CMST 223 – Public Speaking for Educators
By Ken White
CMST 223 – Public Speaking for Educators – is for students considering teaching as a career. But the course is grounded in teaching as a human way of living. Research shows that teaching is more effective when instructors share appropriately with students who they are as human beings, model thinking and deliberation, and guide learning with intentional methods. CMST 223 offers lived experiences in disclosing one’s self, deliberating about a subject and facilitating dialogue.
The most important presentation in the class is the disclosing speech. Its purpose is: 1) to have students share thoughts, feelings and experiences that describe who they are – what they care about and value; 2) to build classroom community through sharing (what Etienne Wenger calls a “community of practice”); and 3) to address communication anxiety.
The disclosing speech addresses student “stage fright” by having speakers use familiar objects to represent who they are. During the speech, the object “de-centers the speaker.” It becomes a visual aid for the audience and a manipulative for the speaker designed to reduce stress by handling it. Additionally, students can get “caught up” talking about the object and forget momentarily that they are giving a “speech.”

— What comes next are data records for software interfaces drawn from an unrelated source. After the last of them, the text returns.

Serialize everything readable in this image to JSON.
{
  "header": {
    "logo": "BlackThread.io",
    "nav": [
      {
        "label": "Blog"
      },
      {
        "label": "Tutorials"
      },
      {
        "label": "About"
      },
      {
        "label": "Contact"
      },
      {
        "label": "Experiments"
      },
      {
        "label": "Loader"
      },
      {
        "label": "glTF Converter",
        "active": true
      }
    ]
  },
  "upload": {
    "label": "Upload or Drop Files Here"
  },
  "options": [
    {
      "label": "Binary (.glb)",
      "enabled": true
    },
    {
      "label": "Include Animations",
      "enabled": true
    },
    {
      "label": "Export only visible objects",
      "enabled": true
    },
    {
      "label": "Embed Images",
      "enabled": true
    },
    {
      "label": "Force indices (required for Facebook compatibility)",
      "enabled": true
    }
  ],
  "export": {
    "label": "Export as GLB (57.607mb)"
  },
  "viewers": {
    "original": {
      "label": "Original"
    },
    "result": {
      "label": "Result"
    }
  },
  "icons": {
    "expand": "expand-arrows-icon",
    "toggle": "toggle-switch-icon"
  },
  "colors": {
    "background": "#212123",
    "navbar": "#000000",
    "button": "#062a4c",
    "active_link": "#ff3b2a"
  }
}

I model the speech with my wedding ring as the object. The ring was engraved by a First Nation artist and depicts a frog sticking out his tongue. It represents my Native American heritage, learning (the frog), and commitment to my wife, Holly. But modeling is risky. The ring has depth of meaning. Besides signifying love, it holds memories of family and thirty-seven years of teaching. It leads down many paths.
I don’t know where I’ll end up.

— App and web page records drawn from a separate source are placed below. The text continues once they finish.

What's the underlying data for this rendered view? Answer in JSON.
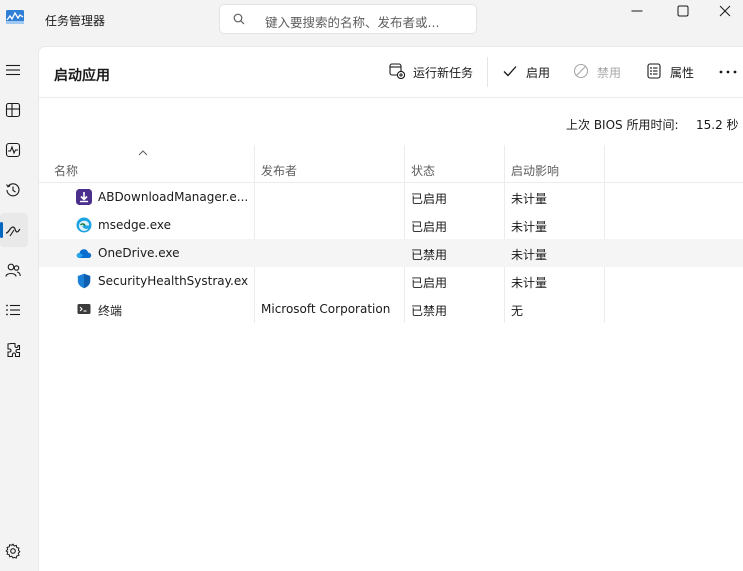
{
  "window": {
    "title": "任务管理器",
    "search_placeholder": "键入要搜索的名称、发布者或..."
  },
  "sidebar": {
    "items": [
      {
        "name": "menu-icon"
      },
      {
        "name": "processes-icon"
      },
      {
        "name": "performance-icon"
      },
      {
        "name": "app-history-icon"
      },
      {
        "name": "startup-apps-icon",
        "active": true
      },
      {
        "name": "users-icon"
      },
      {
        "name": "details-icon"
      },
      {
        "name": "services-icon"
      },
      {
        "name": "settings-icon"
      }
    ]
  },
  "page": {
    "title": "启动应用",
    "bios_label": "上次 BIOS 所用时间:",
    "bios_value": "15.2 秒"
  },
  "toolbar": {
    "run_new_task": "运行新任务",
    "enable": "启用",
    "disable": "禁用",
    "properties": "属性"
  },
  "table": {
    "columns": {
      "name": "名称",
      "publisher": "发布者",
      "status": "状态",
      "impact": "启动影响"
    },
    "rows": [
      {
        "name": "ABDownloadManager.e...",
        "publisher": "",
        "status": "已启用",
        "impact": "未计量",
        "icon": "abdm-icon",
        "icon_color": "#4a2f8c"
      },
      {
        "name": "msedge.exe",
        "publisher": "",
        "status": "已启用",
        "impact": "未计量",
        "icon": "edge-icon",
        "icon_color": "#1ba3e2"
      },
      {
        "name": "OneDrive.exe",
        "publisher": "",
        "status": "已禁用",
        "impact": "未计量",
        "icon": "onedrive-icon",
        "icon_color": "#0a6ed1"
      },
      {
        "name": "SecurityHealthSystray.exe",
        "publisher": "",
        "status": "已启用",
        "impact": "未计量",
        "icon": "shield-icon",
        "icon_color": "#1b7fd6"
      },
      {
        "name": "终端",
        "publisher": "Microsoft Corporation",
        "status": "已禁用",
        "impact": "无",
        "icon": "terminal-icon",
        "icon_color": "#3b3b3b"
      }
    ]
  },
  "colors": {
    "accent": "#0067c0",
    "background": "#f3f3f3",
    "panel": "#ffffff"
  }
}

I may share a story about an angry dropout who entered my high school completion program at the college. Brent challenged my authority every day. He didn’t trust that I could be more concerned about his possibilities than about his past. But trust grew and eventually he completed both high school and a two-year degree.

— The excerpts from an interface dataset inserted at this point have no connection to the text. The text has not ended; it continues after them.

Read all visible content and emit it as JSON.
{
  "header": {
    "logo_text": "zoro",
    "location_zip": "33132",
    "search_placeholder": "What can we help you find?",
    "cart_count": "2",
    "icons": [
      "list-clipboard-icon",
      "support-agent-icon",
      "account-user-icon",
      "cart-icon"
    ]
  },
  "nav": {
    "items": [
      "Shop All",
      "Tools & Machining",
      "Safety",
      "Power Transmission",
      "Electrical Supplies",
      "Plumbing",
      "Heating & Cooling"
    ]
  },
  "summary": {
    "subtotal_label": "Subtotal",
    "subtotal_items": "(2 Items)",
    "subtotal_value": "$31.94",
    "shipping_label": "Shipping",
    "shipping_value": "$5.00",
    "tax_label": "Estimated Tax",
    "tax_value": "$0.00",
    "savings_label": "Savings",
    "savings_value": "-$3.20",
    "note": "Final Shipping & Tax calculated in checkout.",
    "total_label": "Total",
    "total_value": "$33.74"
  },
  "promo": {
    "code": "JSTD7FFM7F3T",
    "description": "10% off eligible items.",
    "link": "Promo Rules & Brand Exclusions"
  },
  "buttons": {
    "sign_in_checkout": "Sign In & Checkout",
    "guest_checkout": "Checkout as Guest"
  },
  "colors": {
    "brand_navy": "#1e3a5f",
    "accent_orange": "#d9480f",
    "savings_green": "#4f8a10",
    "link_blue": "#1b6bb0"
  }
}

I lost contact with Brent until years later when his mother showed up at my office. She explained that he graduated from the University of Washington and was pursuing a master’s degree. She wanted me to know that I had made a difference in his life. At this point in the speech, I get caught up emotionally in the story that unfolds. For a moment, I experience the mother’s next words: “I also wanted to let you know because Brent was killed riding his bike to school a few months ago.”
Sharing my emotions is not an easy experience for new students. But it sets a tone for the class. When communication exchanges intimate thoughts and feelings, it is a form of communion. And communion can lead to community. Students experience human connection. They pick an object close to them. They may share thoughts and feeling they didn’t expect. They sometimes cry. But they get through it. They make friends and create the most supportive classroom community that I have ever experienced.
On the way to teaching, they bring their humanity.